▶ **Aim of the task**
Each record must be repeated exactly. None may be dropped.

··· Given data

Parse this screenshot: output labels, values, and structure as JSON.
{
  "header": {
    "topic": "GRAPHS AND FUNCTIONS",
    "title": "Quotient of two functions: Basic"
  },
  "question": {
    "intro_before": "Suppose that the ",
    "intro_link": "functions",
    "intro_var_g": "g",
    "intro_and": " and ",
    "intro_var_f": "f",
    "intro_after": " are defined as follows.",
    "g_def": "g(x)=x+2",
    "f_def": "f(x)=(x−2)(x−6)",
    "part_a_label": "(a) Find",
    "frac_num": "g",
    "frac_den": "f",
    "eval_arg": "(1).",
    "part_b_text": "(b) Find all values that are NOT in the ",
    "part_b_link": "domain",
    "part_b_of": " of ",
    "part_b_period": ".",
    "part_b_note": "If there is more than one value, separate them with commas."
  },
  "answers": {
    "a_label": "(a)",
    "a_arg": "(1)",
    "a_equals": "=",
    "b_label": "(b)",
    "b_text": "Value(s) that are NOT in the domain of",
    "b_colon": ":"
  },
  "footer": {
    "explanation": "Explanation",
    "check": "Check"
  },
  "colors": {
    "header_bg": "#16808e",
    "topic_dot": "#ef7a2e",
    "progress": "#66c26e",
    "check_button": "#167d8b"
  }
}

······

▶ **The completed task**
Parse this screenshot: output labels, values, and structure as JSON.
{
  "header": {
    "topic": "GRAPHS AND FUNCTIONS",
    "title": "Quotient of two functions: Basic"
  },
  "question": {
    "intro_before": "Suppose that the ",
    "intro_link": "functions",
    "intro_var_g": "g",
    "intro_and": " and ",
    "intro_var_f": "f",
    "intro_after": " are defined as follows.",
    "g_def": "g(x)=x+2",
    "f_def": "f(x)=(x−2)(x−6)",
    "part_a_label": "(a) Find",
    "frac_num": "g",
    "frac_den": "f",
    "eval_arg": "(1).",
    "part_b_text": "(b) Find all values that are NOT in the ",
    "part_b_link": "domain",
    "part_b_of": " of ",
    "part_b_period": ".",
    "part_b_note": "If there is more than one value, separate them with commas."
  },
  "answers": {
    "a_label": "(a)",
    "a_arg": "(1)",
    "a_equals": "=",
    "b_label": "(b)",
    "b_text": "Value(s) that are NOT in the domain of",
    "b_colon": ":"
  },
  "footer": {
    "explanation": "Explanation",
    "check": "Check"
  },
  "colors": {
    "header_bg": "#16808e",
    "topic_dot": "#ef7a2e",
    "progress": "#66c26e",
    "check_button": "#167d8b"
  }
}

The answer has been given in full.